(RECORDS SHOWN Opens)

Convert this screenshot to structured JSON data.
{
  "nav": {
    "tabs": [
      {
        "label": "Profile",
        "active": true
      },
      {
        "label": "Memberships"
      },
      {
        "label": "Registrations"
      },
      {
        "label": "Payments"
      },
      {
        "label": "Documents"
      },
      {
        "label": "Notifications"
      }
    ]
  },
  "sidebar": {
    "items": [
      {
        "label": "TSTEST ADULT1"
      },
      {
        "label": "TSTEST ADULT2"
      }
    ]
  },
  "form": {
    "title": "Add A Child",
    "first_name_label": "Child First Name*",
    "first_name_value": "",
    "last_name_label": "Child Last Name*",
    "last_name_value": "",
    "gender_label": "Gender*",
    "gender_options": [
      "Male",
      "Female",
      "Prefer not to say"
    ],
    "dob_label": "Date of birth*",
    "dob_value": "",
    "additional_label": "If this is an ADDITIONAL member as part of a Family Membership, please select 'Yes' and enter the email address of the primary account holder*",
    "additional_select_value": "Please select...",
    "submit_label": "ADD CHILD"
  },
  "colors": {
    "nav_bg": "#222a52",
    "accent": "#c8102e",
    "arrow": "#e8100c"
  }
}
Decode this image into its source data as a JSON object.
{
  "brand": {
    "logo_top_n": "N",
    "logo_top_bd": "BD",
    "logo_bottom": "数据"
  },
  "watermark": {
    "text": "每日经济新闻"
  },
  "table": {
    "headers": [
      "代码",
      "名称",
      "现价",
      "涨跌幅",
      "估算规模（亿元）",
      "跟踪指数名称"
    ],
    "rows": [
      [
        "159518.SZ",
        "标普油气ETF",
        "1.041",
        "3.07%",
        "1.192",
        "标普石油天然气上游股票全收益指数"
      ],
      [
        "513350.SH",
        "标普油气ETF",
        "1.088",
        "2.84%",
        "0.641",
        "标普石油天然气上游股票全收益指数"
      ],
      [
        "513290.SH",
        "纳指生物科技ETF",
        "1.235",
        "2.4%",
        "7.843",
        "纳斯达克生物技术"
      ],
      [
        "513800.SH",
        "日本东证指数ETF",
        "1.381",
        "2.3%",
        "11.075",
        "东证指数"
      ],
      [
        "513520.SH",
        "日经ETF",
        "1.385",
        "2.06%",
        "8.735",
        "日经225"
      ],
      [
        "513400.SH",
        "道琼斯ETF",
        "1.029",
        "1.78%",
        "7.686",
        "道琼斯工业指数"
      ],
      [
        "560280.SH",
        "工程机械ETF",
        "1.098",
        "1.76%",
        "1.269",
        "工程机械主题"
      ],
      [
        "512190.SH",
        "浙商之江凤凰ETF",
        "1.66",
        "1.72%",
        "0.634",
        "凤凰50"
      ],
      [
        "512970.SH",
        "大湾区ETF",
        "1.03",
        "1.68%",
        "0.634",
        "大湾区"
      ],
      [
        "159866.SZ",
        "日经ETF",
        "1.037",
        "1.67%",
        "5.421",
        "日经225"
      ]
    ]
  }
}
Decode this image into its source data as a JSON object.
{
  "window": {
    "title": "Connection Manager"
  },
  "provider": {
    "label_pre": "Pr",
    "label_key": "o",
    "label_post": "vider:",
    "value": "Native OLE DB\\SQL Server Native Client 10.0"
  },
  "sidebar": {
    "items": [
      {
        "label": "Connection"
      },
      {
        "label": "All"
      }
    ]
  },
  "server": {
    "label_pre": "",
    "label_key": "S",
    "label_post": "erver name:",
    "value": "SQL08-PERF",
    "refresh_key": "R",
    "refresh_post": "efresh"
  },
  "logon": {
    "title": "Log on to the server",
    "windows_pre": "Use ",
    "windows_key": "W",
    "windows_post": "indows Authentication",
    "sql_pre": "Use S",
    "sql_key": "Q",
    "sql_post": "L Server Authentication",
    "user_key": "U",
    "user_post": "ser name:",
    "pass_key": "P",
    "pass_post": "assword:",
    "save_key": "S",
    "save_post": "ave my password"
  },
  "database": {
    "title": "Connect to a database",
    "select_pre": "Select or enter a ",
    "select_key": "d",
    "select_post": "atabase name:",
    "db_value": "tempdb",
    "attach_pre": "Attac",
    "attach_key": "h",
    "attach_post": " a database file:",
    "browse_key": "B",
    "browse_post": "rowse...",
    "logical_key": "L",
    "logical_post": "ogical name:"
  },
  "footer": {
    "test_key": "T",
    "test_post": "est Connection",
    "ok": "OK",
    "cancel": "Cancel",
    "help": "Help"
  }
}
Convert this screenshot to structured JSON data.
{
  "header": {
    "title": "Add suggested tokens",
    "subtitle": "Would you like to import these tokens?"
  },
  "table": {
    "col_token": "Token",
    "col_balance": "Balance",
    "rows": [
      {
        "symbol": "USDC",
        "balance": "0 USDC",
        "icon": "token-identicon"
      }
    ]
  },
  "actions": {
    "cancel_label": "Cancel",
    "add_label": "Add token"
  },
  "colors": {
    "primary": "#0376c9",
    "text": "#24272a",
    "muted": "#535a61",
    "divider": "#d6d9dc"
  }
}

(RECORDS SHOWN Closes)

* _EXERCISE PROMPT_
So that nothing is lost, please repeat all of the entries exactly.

* _EXERCISE SOLUTION_
Convert this screenshot to structured JSON data.
{
  "nav": {
    "tabs": [
      {
        "label": "Profile",
        "active": true
      },
      {
        "label": "Memberships"
      },
      {
        "label": "Registrations"
      },
      {
        "label": "Payments"
      },
      {
        "label": "Documents"
      },
      {
        "label": "Notifications"
      }
    ]
  },
  "sidebar": {
    "items": [
      {
        "label": "TSTEST ADULT1"
      },
      {
        "label": "TSTEST ADULT2"
      }
    ]
  },
  "form": {
    "title": "Add A Child",
    "first_name_label": "Child First Name*",
    "first_name_value": "",
    "last_name_label": "Child Last Name*",
    "last_name_value": "",
    "gender_label": "Gender*",
    "gender_options": [
      "Male",
      "Female",
      "Prefer not to say"
    ],
    "dob_label": "Date of birth*",
    "dob_value": "",
    "additional_label": "If this is an ADDITIONAL member as part of a Family Membership, please select 'Yes' and enter the email address of the primary account holder*",
    "additional_select_value": "Please select...",
    "submit_label": "ADD CHILD"
  },
  "colors": {
    "nav_bg": "#222a52",
    "accent": "#c8102e",
    "arrow": "#e8100c"
  }
}
Decode this image into its source data as a JSON object.
{
  "brand": {
    "logo_top_n": "N",
    "logo_top_bd": "BD",
    "logo_bottom": "数据"
  },
  "watermark": {
    "text": "每日经济新闻"
  },
  "table": {
    "headers": [
      "代码",
      "名称",
      "现价",
      "涨跌幅",
      "估算规模（亿元）",
      "跟踪指数名称"
    ],
    "rows": [
      [
        "159518.SZ",
        "标普油气ETF",
        "1.041",
        "3.07%",
        "1.192",
        "标普石油天然气上游股票全收益指数"
      ],
      [
        "513350.SH",
        "标普油气ETF",
        "1.088",
        "2.84%",
        "0.641",
        "标普石油天然气上游股票全收益指数"
      ],
      [
        "513290.SH",
        "纳指生物科技ETF",
        "1.235",
        "2.4%",
        "7.843",
        "纳斯达克生物技术"
      ],
      [
        "513800.SH",
        "日本东证指数ETF",
        "1.381",
        "2.3%",
        "11.075",
        "东证指数"
      ],
      [
        "513520.SH",
        "日经ETF",
        "1.385",
        "2.06%",
        "8.735",
        "日经225"
      ],
      [
        "513400.SH",
        "道琼斯ETF",
        "1.029",
        "1.78%",
        "7.686",
        "道琼斯工业指数"
      ],
      [
        "560280.SH",
        "工程机械ETF",
        "1.098",
        "1.76%",
        "1.269",
        "工程机械主题"
      ],
      [
        "512190.SH",
        "浙商之江凤凰ETF",
        "1.66",
        "1.72%",
        "0.634",
        "凤凰50"
      ],
      [
        "512970.SH",
        "大湾区ETF",
        "1.03",
        "1.68%",
        "0.634",
        "大湾区"
      ],
      [
        "159866.SZ",
        "日经ETF",
        "1.037",
        "1.67%",
        "5.421",
        "日经225"
      ]
    ]
  }
}
Decode this image into its source data as a JSON object.
{
  "window": {
    "title": "Connection Manager"
  },
  "provider": {
    "label_pre": "Pr",
    "label_key": "o",
    "label_post": "vider:",
    "value": "Native OLE DB\\SQL Server Native Client 10.0"
  },
  "sidebar": {
    "items": [
      {
        "label": "Connection"
      },
      {
        "label": "All"
      }
    ]
  },
  "server": {
    "label_pre": "",
    "label_key": "S",
    "label_post": "erver name:",
    "value": "SQL08-PERF",
    "refresh_key": "R",
    "refresh_post": "efresh"
  },
  "logon": {
    "title": "Log on to the server",
    "windows_pre": "Use ",
    "windows_key": "W",
    "windows_post": "indows Authentication",
    "sql_pre": "Use S",
    "sql_key": "Q",
    "sql_post": "L Server Authentication",
    "user_key": "U",
    "user_post": "ser name:",
    "pass_key": "P",
    "pass_post": "assword:",
    "save_key": "S",
    "save_post": "ave my password"
  },
  "database": {
    "title": "Connect to a database",
    "select_pre": "Select or enter a ",
    "select_key": "d",
    "select_post": "atabase name:",
    "db_value": "tempdb",
    "attach_pre": "Attac",
    "attach_key": "h",
    "attach_post": " a database file:",
    "browse_key": "B",
    "browse_post": "rowse...",
    "logical_key": "L",
    "logical_post": "ogical name:"
  },
  "footer": {
    "test_key": "T",
    "test_post": "est Connection",
    "ok": "OK",
    "cancel": "Cancel",
    "help": "Help"
  }
}
Convert this screenshot to structured JSON data.
{
  "header": {
    "title": "Add suggested tokens",
    "subtitle": "Would you like to import these tokens?"
  },
  "table": {
    "col_token": "Token",
    "col_balance": "Balance",
    "rows": [
      {
        "symbol": "USDC",
        "balance": "0 USDC",
        "icon": "token-identicon"
      }
    ]
  },
  "actions": {
    "cancel_label": "Cancel",
    "add_label": "Add token"
  },
  "colors": {
    "primary": "#0376c9",
    "text": "#24272a",
    "muted": "#535a61",
    "divider": "#d6d9dc"
  }
}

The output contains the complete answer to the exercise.